White rhinos are sedentary, semi-social and territorial. Adult bulls are basically solitary and associate only with females in oestrus. Stable groups (also known as 'crashes') of up to six animals can be commonly observed. Females reproduce only every two and a half to five years. Their single calf does not live on its own until it is about three years old. Rhinos are also wallowers where they find suitable water holes and roll in its mud, coating their skin to be a natural bug repellent and sunblock. White rhinos can communicate vocally, using a wide range of sounds from calf squeaking to snarling or wailing of adults. They also have poor eyesight, but acute senses of hearing and smell.
They can live up to 50 years.
The white rhinos are herbivores and will never eat any form of meat. They spend most of their time browsing and/or grazing through their natural habitat in search of plants and grasses to eat. They are known to eat a wide variety of different fruits, stems, twigs, grasses and leaves. The White Rhinoceros is capable of going 4 or 5 days without water.
Just three white rhinos are known to exist in the wild, at Kenya’s Ol Pejeta Conservancy.
Despite their huge size and bulkiness, white rhinos can run as fast as 40 miles per hour. They are very agile and can turn quickly in a very small space.
Why are they Endangered?

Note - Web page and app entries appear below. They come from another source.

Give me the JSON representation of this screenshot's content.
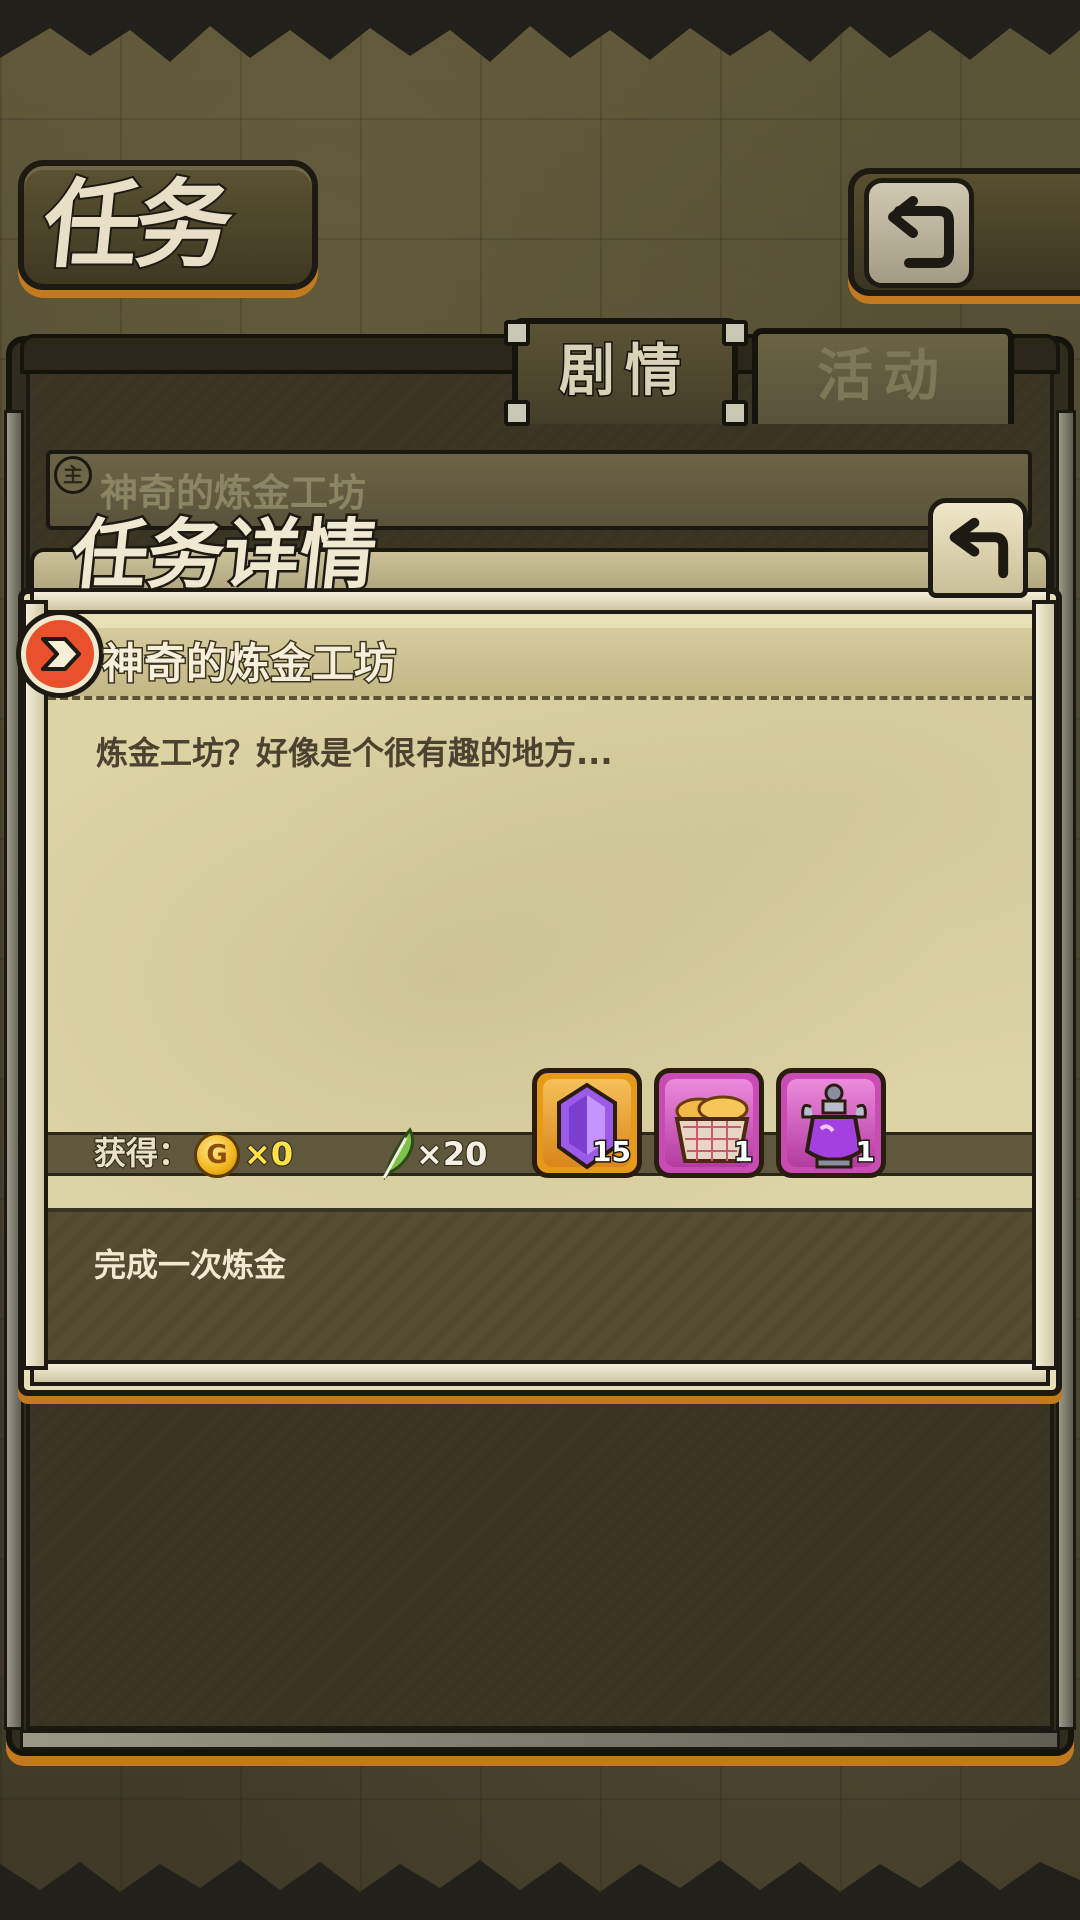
{
  "header": {
    "title": "任务",
    "back_icon": "back-arrow-icon"
  },
  "tabs": [
    {
      "label": "剧情",
      "active": true
    },
    {
      "label": "活动",
      "active": false
    }
  ],
  "quest_list": {
    "badge": "主",
    "title": "神奇的炼金工坊"
  },
  "dialog": {
    "title": "任务详情",
    "close_icon": "back-arrow-icon",
    "quest_name": "神奇的炼金工坊",
    "description": "炼金工坊？好像是个很有趣的地方...",
    "rewards_label": "获得：",
    "coin": {
      "icon": "gold-coin-icon",
      "amount": "×0"
    },
    "feather": {
      "icon": "green-feather-icon",
      "amount": "×20"
    },
    "items": [
      {
        "name": "purple-crystal-icon",
        "quantity": "15",
        "frame": "orange"
      },
      {
        "name": "bread-basket-icon",
        "quantity": "1",
        "frame": "purple"
      },
      {
        "name": "purple-potion-icon",
        "quantity": "1",
        "frame": "purple"
      }
    ],
    "condition": "完成一次炼金"
  },
  "colors": {
    "accent_orange": "#c37a1e",
    "parchment": "#ddd4a6",
    "frame_dark": "#1c1a12",
    "coin_text": "#ffe045"
  }
}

White rhinos have two horns, the foremost more prominent than the other. Many have been killed for this hard, hair-like growth, which is revered for medicinal use in China, Taiwan, Hong Kong, and Singapore. The horn is also valued in North Africa and the Middle East as an ornamental dagger handle.